Deep-pocketed donors would do well to focus on underwriting new entrants rather than cutting eight-figure checks to erect buildings, stadiums, and new initiatives at institutions busy squatting atop ten-figure endowments. We’re seeing this kind of pioneering spirit play out with the promising new University of Austin. And there’s great value in creating quasi-autonomous new units at universities to provide a home for heterodox scholarship on civic virtue, American history, and the Great Books (as at Arizona State and the University of Florida). It shouldn’t be either-or. We need a wave of such efforts.

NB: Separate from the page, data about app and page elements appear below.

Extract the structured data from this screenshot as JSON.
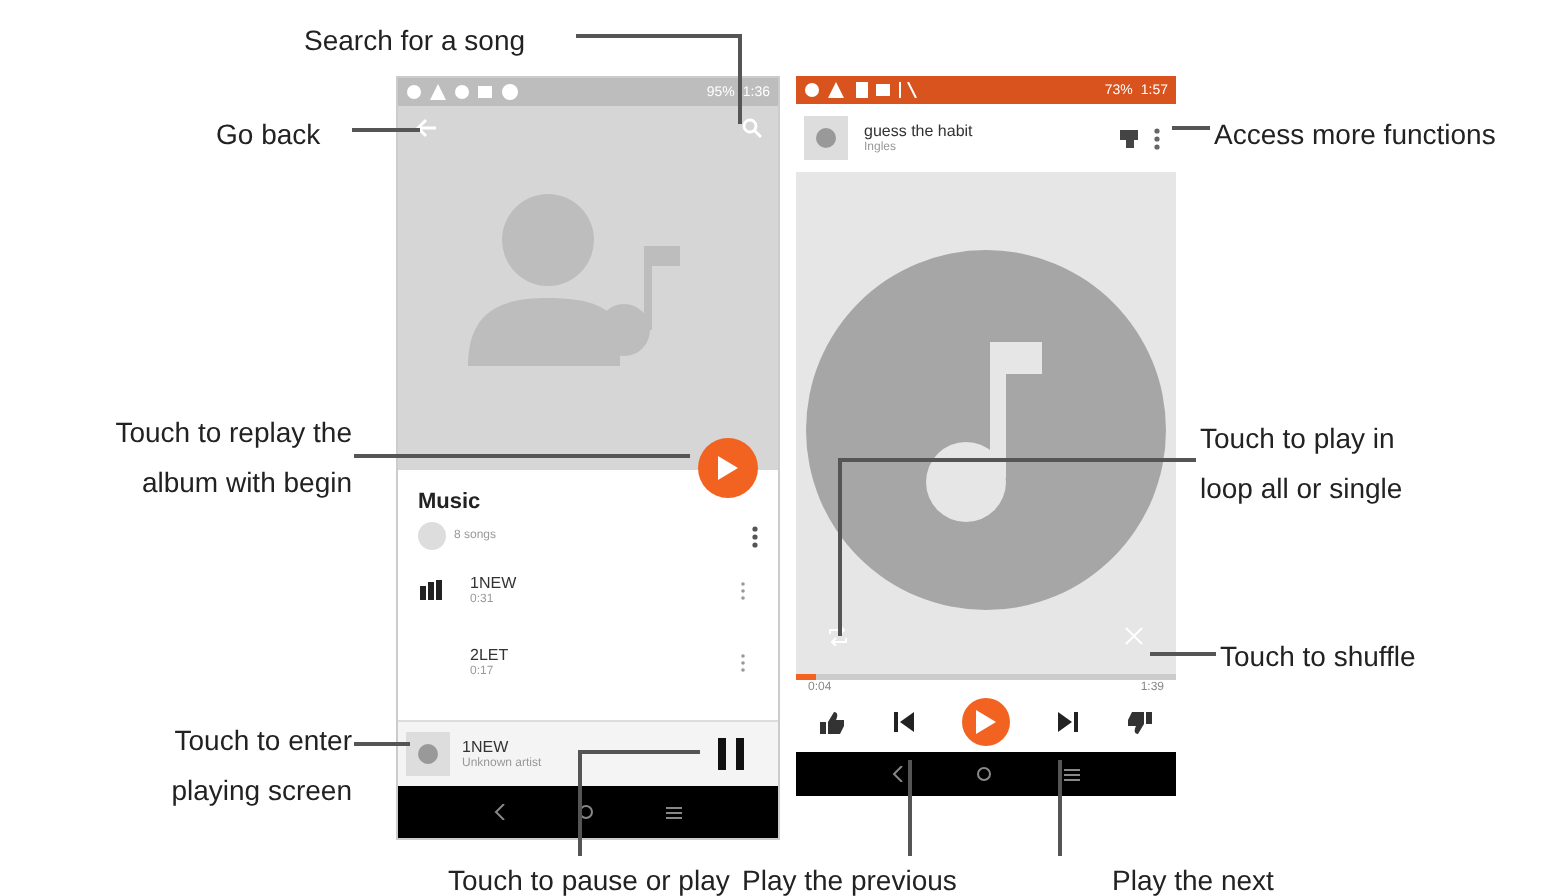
{
  "callouts": [
    {
      "text": "Search for a song"
    },
    {
      "text": "Go back"
    },
    {
      "text": "Touch to replay the\nalbum with begin"
    },
    {
      "text": "Touch to enter\nplaying screen"
    },
    {
      "text": "Touch to pause or play"
    },
    {
      "text": "Access more functions"
    },
    {
      "text": "Touch to play in\nloop all or single"
    },
    {
      "text": "Touch to shuffle"
    },
    {
      "text": "Play the previous"
    },
    {
      "text": "Play the next"
    }
  ],
  "album_screen": {
    "status_bar": {
      "battery": "95%",
      "time": "1:36"
    },
    "title": "Music",
    "song_count": "8 songs",
    "songs": [
      {
        "title": "1NEW",
        "duration": "0:31",
        "playing": true
      },
      {
        "title": "2LET",
        "duration": "0:17",
        "playing": false
      }
    ],
    "mini_player": {
      "title": "1NEW",
      "artist": "Unknown artist",
      "playing": true
    }
  },
  "player_screen": {
    "status_bar": {
      "battery": "73%",
      "time": "1:57"
    },
    "title": "guess the habit",
    "artist": "Ingles",
    "progress": {
      "level": 0.05,
      "elapsed": "0:04",
      "total": "1:39"
    },
    "playing": false
  }
}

In time, of course, these new institutions may themselves lose their way or get captured. But that simply strengthens the case for building a steady supply of new ones. This requires a shift in how we think about the tension between tradition and dynamism in higher education, where the former impulse has usually won out. Big donors troubled by the status quo should refuse to subsidize bad behavior and instead invest in new institutions—whether those are focused on workforce preparedness, the liberal arts, or anything in between. 

Looking Forward

There’s much more to be done, of course. In our new book, Getting Education Right, we explain the need for both structural changes in higher education and a renewed commitment to rigor, free inquiry, and the telos of the enterprise. However frustrated we may be with higher education today, it’s a mistake to reduce colleges and universities to social media punching bags. Whatever the manifold failings of performative professors and slacker students, higher education plays a vital role in safeguarding human knowledge, promoting scientific inquiry, and teaching wisdom to the next generation. 

We can’t afford to merely lament or critique the woeful state of higher education. We need to pursue changes that will help colleges and universities better fulfill their purpose. As Friedman, Churchill, and Emanuel would remind us, there’s a lot of silver in those clouds. Finding it requires institutions of higher education to honor their mission and serve as beacons of knowledge, understanding, and wisdom for the students they serve today as well as those yet to darken their doors.